TASK ITEM
Copy every line in the records below that contains the word "GRANTS".

(Collected data)
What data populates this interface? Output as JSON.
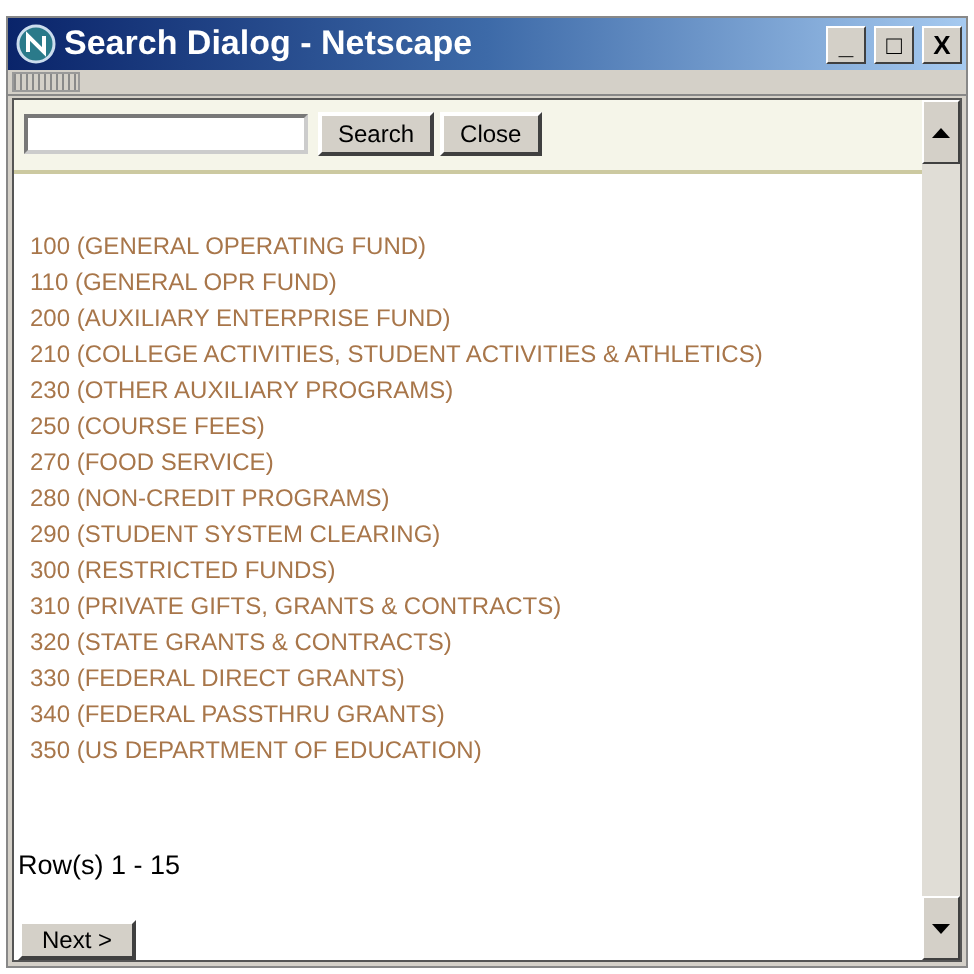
{
  "window": {
    "title": "Search Dialog - Netscape",
    "controls": [
      "_",
      "□",
      "X"
    ]
  },
  "search": {
    "buttons": [
      "Search",
      "Close"
    ]
  },
  "results": [
    "100 (GENERAL OPERATING FUND)",
    "110 (GENERAL OPR FUND)",
    "200 (AUXILIARY ENTERPRISE FUND)",
    "210 (COLLEGE ACTIVITIES, STUDENT ACTIVITIES & ATHLETICS)",
    "230 (OTHER AUXILIARY PROGRAMS)",
    "250 (COURSE FEES)",
    "270 (FOOD SERVICE)",
    "280 (NON-CREDIT PROGRAMS)",
    "290 (STUDENT SYSTEM CLEARING)",
    "300 (RESTRICTED FUNDS)",
    "310 (PRIVATE GIFTS, GRANTS & CONTRACTS)",
    "320 (STATE GRANTS & CONTRACTS)",
    "330 (FEDERAL DIRECT GRANTS)",
    "340 (FEDERAL PASSTHRU GRANTS)",
    "350 (US DEPARTMENT OF EDUCATION)"
  ],
  "row_count": "Row(s) 1 - 15",
  "next_button": "Next >"
}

COMPLETED TASK
    "310 (PRIVATE GIFTS, GRANTS & CONTRACTS)",
    "320 (STATE GRANTS & CONTRACTS)",
    "330 (FEDERAL DIRECT GRANTS)",
    "340 (FEDERAL PASSTHRU GRANTS)",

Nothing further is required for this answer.